He took first place in the Chemult, Ore. Race on Sept. 26 with his blue bar hen # TRR 9031.

The bird flew 205 miles at a rate of 47 mph. Brent flew past at least twenty other jr. fliers including super competitor Ben Crain.

In the next race, out of La Pine, Ore. on Oct. 3, Brent soared in with another win flying his silver hen # RBPC 212 at distance of 244 miles at 55 mph.

Congratulations Brent!

Sunday, November 1, 2009



Congrats to Dave Dunn from WA and SPO 454

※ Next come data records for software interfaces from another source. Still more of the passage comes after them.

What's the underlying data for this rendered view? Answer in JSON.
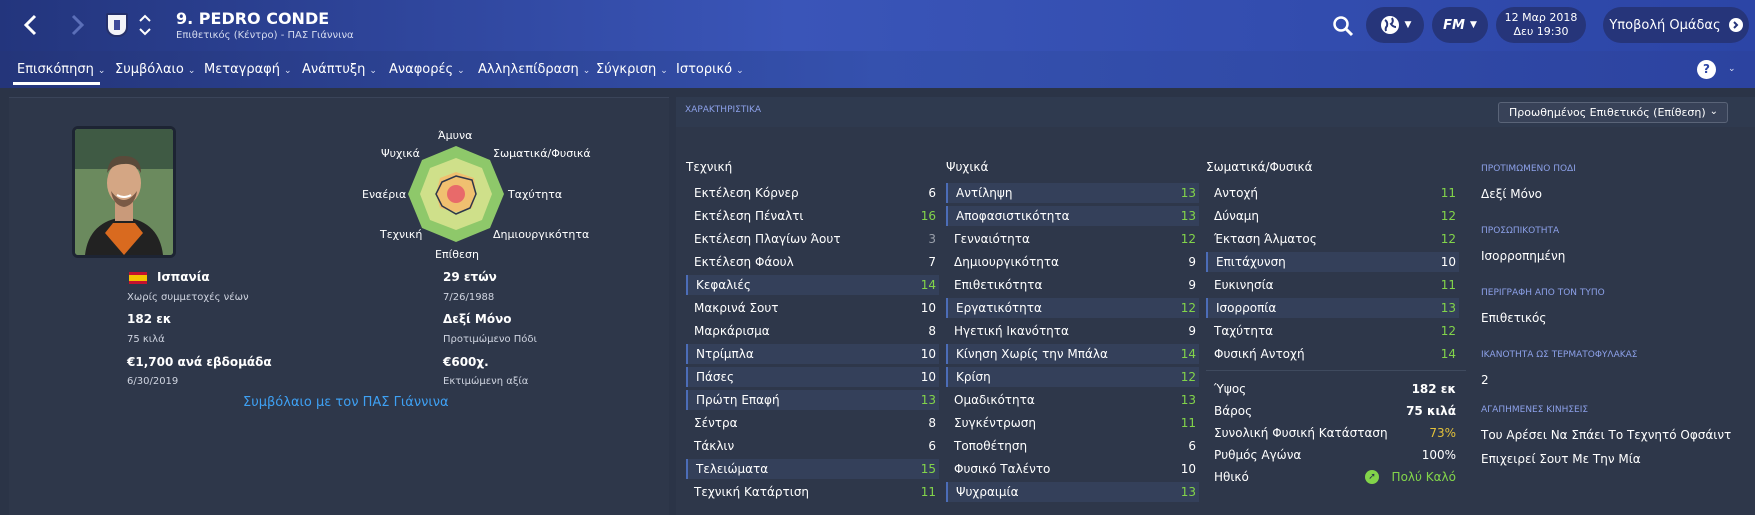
{
  "header": {
    "player_title": "9. PEDRO CONDE",
    "player_subtitle": "Επιθετικός (Κέντρο) - ΠΑΣ Γιάννινα",
    "date": "12 Μαρ 2018",
    "time": "Δευ 19:30",
    "submit_team": "Υποβολή Ομάδας",
    "fm_label": "FM"
  },
  "menu": {
    "items": [
      "Επισκόπηση",
      "Συμβόλαιο",
      "Μεταγραφή",
      "Ανάπτυξη",
      "Αναφορές",
      "Αλληλεπίδραση",
      "Σύγκριση",
      "Ιστορικό"
    ]
  },
  "radar": {
    "labels": {
      "top": "Άμυνα",
      "top_left": "Ψυχικά",
      "top_right": "Σωματικά/Φυσικά",
      "left": "Εναέρια",
      "right": "Ταχύτητα",
      "bottom_left": "Τεχνική",
      "bottom_right": "Δημιουργικότητα",
      "bottom": "Επίθεση"
    },
    "colors": {
      "outer": "#8ec86a",
      "mid": "#cfe08a",
      "inner": "#f0c070",
      "core": "#e86a6a"
    }
  },
  "profile": {
    "nationality": "Ισπανία",
    "youth": "Χωρίς συμμετοχές νέων",
    "age": "29 ετών",
    "dob": "7/26/1988",
    "height": "182 εκ",
    "weight": "75 κιλά",
    "foot": "Δεξί Μόνο",
    "foot_label": "Προτιμώμενο Πόδι",
    "wage": "€1,700 ανά εβδομάδα",
    "contract_end": "6/30/2019",
    "value": "€600χ.",
    "value_label": "Εκτιμώμενη αξία",
    "contract_link": "Συμβόλαιο με τον ΠΑΣ Γιάννινα"
  },
  "attributes": {
    "header_label": "ΧΑΡΑΚΤΗΡΙΣΤΙΚΑ",
    "role": "Προωθημένος Επιθετικός (Επίθεση)",
    "technical_title": "Τεχνική",
    "mental_title": "Ψυχικά",
    "physical_title": "Σωματικά/Φυσικά",
    "technical": [
      {
        "name": "Εκτέλεση Κόρνερ",
        "value": "6"
      },
      {
        "name": "Εκτέλεση Πέναλτι",
        "value": "16"
      },
      {
        "name": "Εκτέλεση Πλαγίων Άουτ",
        "value": "3"
      },
      {
        "name": "Εκτέλεση Φάουλ",
        "value": "7"
      },
      {
        "name": "Κεφαλιές",
        "value": "14"
      },
      {
        "name": "Μακρινά Σουτ",
        "value": "10"
      },
      {
        "name": "Μαρκάρισμα",
        "value": "8"
      },
      {
        "name": "Ντρίμπλα",
        "value": "10"
      },
      {
        "name": "Πάσες",
        "value": "10"
      },
      {
        "name": "Πρώτη Επαφή",
        "value": "13"
      },
      {
        "name": "Σέντρα",
        "value": "8"
      },
      {
        "name": "Τάκλιν",
        "value": "6"
      },
      {
        "name": "Τελειώματα",
        "value": "15"
      },
      {
        "name": "Τεχνική Κατάρτιση",
        "value": "11"
      }
    ],
    "mental": [
      {
        "name": "Αντίληψη",
        "value": "13"
      },
      {
        "name": "Αποφασιστικότητα",
        "value": "13"
      },
      {
        "name": "Γενναιότητα",
        "value": "12"
      },
      {
        "name": "Δημιουργικότητα",
        "value": "9"
      },
      {
        "name": "Επιθετικότητα",
        "value": "9"
      },
      {
        "name": "Εργατικότητα",
        "value": "12"
      },
      {
        "name": "Ηγετική Ικανότητα",
        "value": "9"
      },
      {
        "name": "Κίνηση Χωρίς την Μπάλα",
        "value": "14"
      },
      {
        "name": "Κρίση",
        "value": "12"
      },
      {
        "name": "Ομαδικότητα",
        "value": "13"
      },
      {
        "name": "Συγκέντρωση",
        "value": "11"
      },
      {
        "name": "Τοποθέτηση",
        "value": "6"
      },
      {
        "name": "Φυσικό Ταλέντο",
        "value": "10"
      },
      {
        "name": "Ψυχραιμία",
        "value": "13"
      }
    ],
    "physical": [
      {
        "name": "Αντοχή",
        "value": "11"
      },
      {
        "name": "Δύναμη",
        "value": "12"
      },
      {
        "name": "Έκταση Άλματος",
        "value": "12"
      },
      {
        "name": "Επιτάχυνση",
        "value": "10"
      },
      {
        "name": "Ευκινησία",
        "value": "11"
      },
      {
        "name": "Ισορροπία",
        "value": "13"
      },
      {
        "name": "Ταχύτητα",
        "value": "12"
      },
      {
        "name": "Φυσική Αντοχή",
        "value": "14"
      }
    ],
    "extra": [
      {
        "name": "Ύψος",
        "value": "182 εκ"
      },
      {
        "name": "Βάρος",
        "value": "75 κιλά"
      },
      {
        "name": "Συνολική Φυσική Κατάσταση",
        "value": "73%"
      },
      {
        "name": "Ρυθμός Αγώνα",
        "value": "100%"
      },
      {
        "name": "Ηθικό",
        "value": "Πολύ Καλό"
      }
    ]
  },
  "side": [
    {
      "h": "ΠΡΟΤΙΜΩΜΕΝΟ ΠΟΔΙ",
      "v": [
        "Δεξί Μόνο"
      ]
    },
    {
      "h": "ΠΡΟΣΩΠΙΚΟΤΗΤΑ",
      "v": [
        "Ισορροπημένη"
      ]
    },
    {
      "h": "ΠΕΡΙΓΡΑΦΗ ΑΠΟ ΤΟΝ ΤΥΠΟ",
      "v": [
        "Επιθετικός"
      ]
    },
    {
      "h": "ΙΚΑΝΟΤΗΤΑ ΩΣ ΤΕΡΜΑΤΟΦΥΛΑΚΑΣ",
      "v": [
        "2"
      ]
    },
    {
      "h": "ΑΓΑΠΗΜΕΝΕΣ ΚΙΝΗΣΕΙΣ",
      "v": [
        "Του Αρέσει Να Σπάει Το Τεχνητό Οφσάιντ",
        "Επιχειρεί Σουτ Με Την Μία"
      ]
    }
  ]
}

WinSpeed-1 Queen City Racing Pigeon Club 10/28/09-22:38
Weekly Race Report Page 1
Open and Sportsman Category
Name: STUDENTVSTEACHER 250 Young Bird Race Flown: 10/28/2009
Release(A): 07:30 Birds: 45 Lofts: 3 Station: BLYTHVILLE
Weather (Rel) Fog, Calm, 46 degrees (Arr) Clear, SE 3-6, 75 degrees
Clear with slight head wind

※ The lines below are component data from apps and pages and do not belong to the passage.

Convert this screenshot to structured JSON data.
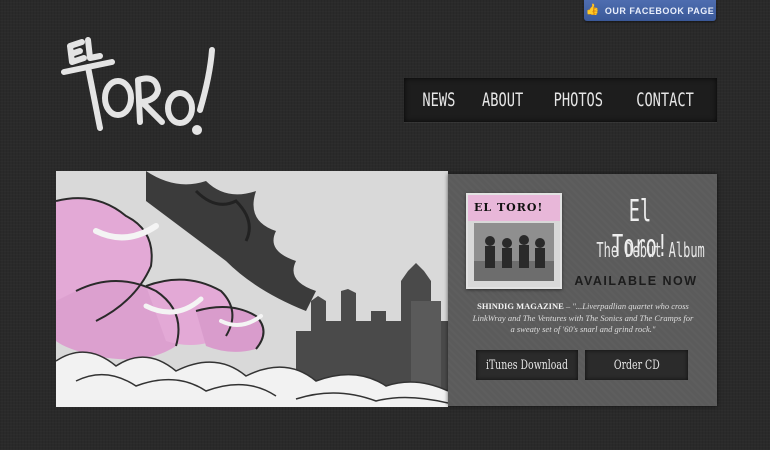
{
  "header": {
    "facebook_label": "OUR FACEBOOK PAGE",
    "logo_text": "EL TORO!"
  },
  "nav": {
    "items": [
      "NEWS",
      "ABOUT",
      "PHOTOS",
      "CONTACT"
    ]
  },
  "promo": {
    "cover_title": "EL TORO!",
    "band_name": "El Toro!",
    "album_title": "The Debut Album",
    "availability": "AVAILABLE NOW",
    "quote_source": "SHINDIG MAGAZINE",
    "quote_text": "– \"...Liverpadlian quartet who cross LinkWray and The Ventures with The Sonics and The Cramps for a sweaty set of '60's snarl and grind rock.\"",
    "itunes_label": "iTunes Download",
    "order_label": "Order CD"
  },
  "colors": {
    "background": "#2a2a2a",
    "facebook_blue": "#3b5998",
    "bull_pink": "#e3a9d6",
    "panel_gray": "#5b5b5b"
  },
  "icons": {
    "facebook": "thumbs-up-icon"
  }
}
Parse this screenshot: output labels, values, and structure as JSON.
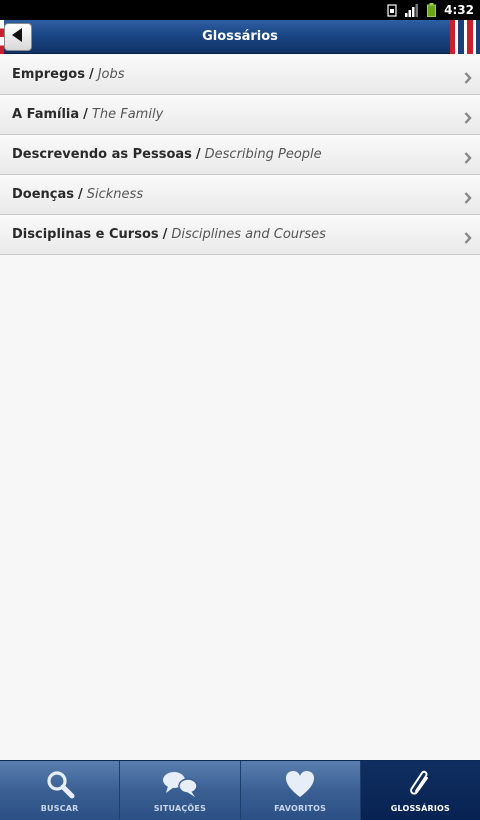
{
  "status_bar": {
    "time": "4:32"
  },
  "header": {
    "title": "Glossários"
  },
  "glossaries": [
    {
      "pt": "Empregos",
      "en": "Jobs"
    },
    {
      "pt": "A Família",
      "en": "The Family"
    },
    {
      "pt": "Descrevendo as Pessoas",
      "en": "Describing People"
    },
    {
      "pt": "Doenças",
      "en": "Sickness"
    },
    {
      "pt": "Disciplinas e Cursos",
      "en": "Disciplines and Courses"
    }
  ],
  "separator": "/",
  "tabs": [
    {
      "label": "BUSCAR",
      "icon": "search-icon"
    },
    {
      "label": "SITUAÇÕES",
      "icon": "chat-bubbles-icon"
    },
    {
      "label": "FAVORITOS",
      "icon": "heart-icon"
    },
    {
      "label": "GLOSSÁRIOS",
      "icon": "paperclip-icon",
      "active": true
    }
  ],
  "colors": {
    "header_blue": "#17427f",
    "tab_blue": "#3a5f93",
    "active_tab": "#082252"
  }
}
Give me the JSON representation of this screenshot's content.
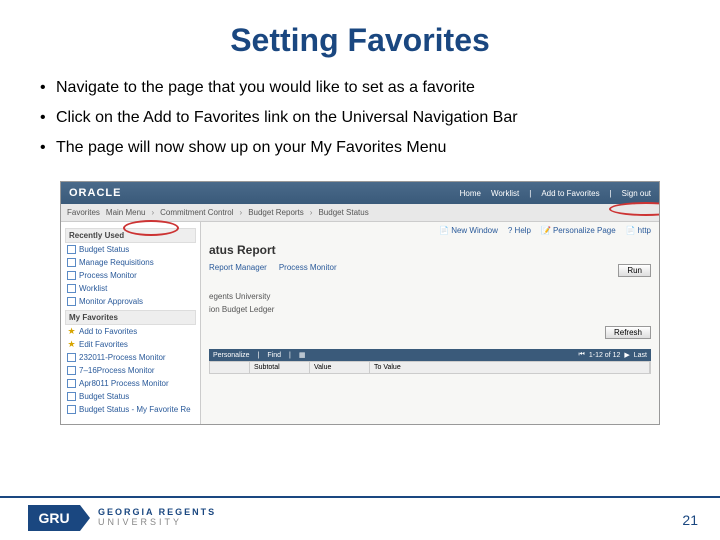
{
  "title": "Setting Favorites",
  "bullets": [
    "Navigate to the page that you would like to set as a favorite",
    "Click on the Add to Favorites link on the Universal Navigation Bar",
    "The page will now show up on your My Favorites Menu"
  ],
  "screenshot": {
    "oracle_logo": "ORACLE",
    "top_links": {
      "home": "Home",
      "worklist": "Worklist",
      "add_fav": "Add to Favorites",
      "signout": "Sign out"
    },
    "breadcrumb": {
      "favorites": "Favorites",
      "main_menu": "Main Menu",
      "cc": "Commitment Control",
      "br": "Budget Reports",
      "bs": "Budget Status"
    },
    "utilities": {
      "new_window": "New Window",
      "help": "? Help",
      "personalize": "Personalize Page",
      "http": "http"
    },
    "sidebar": {
      "recent_title": "Recently Used",
      "recent": [
        "Budget Status",
        "Manage Requisitions",
        "Process Monitor",
        "Worklist",
        "Monitor Approvals"
      ],
      "fav_title": "My Favorites",
      "favs": [
        "Add to Favorites",
        "Edit Favorites",
        "232011-Process Monitor",
        "7–16Process Monitor",
        "Apr8011 Process Monitor",
        "Budget Status",
        "Budget Status - My Favorite Re"
      ]
    },
    "panel": {
      "title": "atus Report",
      "report_mgr": "Report Manager",
      "proc_mon": "Process Monitor",
      "run": "Run",
      "field1_label": "egents University",
      "field2_label": "ion Budget Ledger",
      "refresh": "Refresh",
      "grid_link1": "Personalize",
      "grid_link2": "Find",
      "grid_nav": "1-12 of 12",
      "grid_last": "Last",
      "col1": "Subtotal",
      "col2": "Value",
      "col3": "To Value"
    }
  },
  "footer": {
    "gru": "GRU",
    "line1": "GEORGIA REGENTS",
    "line2": "UNIVERSITY"
  },
  "page_number": "21"
}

1 Tiger Loft/21 454 AU 09 SPO 13:58:16 254.224 00.00 1152.389 100 Dave Dunn
2 Tiger Loft 13434 AU 09 GHC 13:58:23 2/ 21 00.06 1152.042 96 Pete Yachimske
3 Tiger Loft 130 AU 09 QUEEN 13:58:44 3/ 21 00.28 1151.005 92 John Bell
4 Tiger Loft 602 AU 09 ALVAR 14:02:23 4/ 21 04.07 1140.298 88 Erio Alvarez
5 Teacher Lo/11 9473 AU 09 AHPI 14:15:54 262.708 04.40 1139.115 84 John Hundrup
--------------------------------- Above are 10 percent ------------------------
6 Panda Loft/13 9184 AU 09 LOREF 14:03:09 252.243 07.54 1129.207 80 Mike Welch
7 Panda Loft 954 AU 09 BTL 14:03:12 2/ 13 07.57 1129.063 76 Bill Thornton
8 Panda Loft 9988 AU 09 LYNCH 14:03:13 3/ 13 07.58 1129.016 72 Bob Lynch
9 Tiger Loft 9907 AU 09 LYNCH 14:06:59 5/ 21 08.43 1127.085 68 Bob Lynch
--------------------------------- Above are 20 percent ------------------------
10 Tiger Loft 140 AU 09 QUEEN 14:08:43 6/ 21 10.26 1122.186 64 John Bell
11 Teacher Loft 1479 AU 09 FSI 14:25:19 2/ 11 14.05 1113.287 60
12 Teacher Loft 233 AU 09 GHC 14:25:55 3/ 11 14.41 1111.681 56
13 Teacher Loft 143 AU 09 QUEEN 14:30:17 4/ 11 19.03 1100.131 52
14 Panda Loft 1405 AU 09 QUEEN 14:17:06 4/ 13 21.51 1090.513 48
15 Panda Loft 9534 AU 09 GHC 14:17:07 5/ 13 21.52 1090.468 44
16 Tiger Loft 94 AU 09 FSI 14:24:40 7/ 21 26.24 1079.021 40
17 Tiger Loft 1685 AU 09 QUEEN 14:25:28 8/ 21 27.11 1076.943 36
18 Panda Loft 174 AU 09 TRPC 14:22:24 6/ 13 27.09 1076.498 32
19 Panda Loft 379 AU 09 FSI 14:22:42 7/ 13 27.27 1075.715 28
20 Teacher Loft 2872 AU 09 CRAZ 14:40:35 5/ 11 29.21 1073.815 24


The Sun reports on 11.01.09

Photos are by Barry Bland / Barcroft USA

The brilliant birds transport digital images of intrepid white water rafters for the team at Rocky Mountain Adventures.

They fly the memory card from a photographer snapping rafters near the start of their adventure to a processing base at the end, where the daredevils can collect their finished photos.

The service is much quicker than driving the snaps to the base in the Rocky Mountains, in Colorado, US.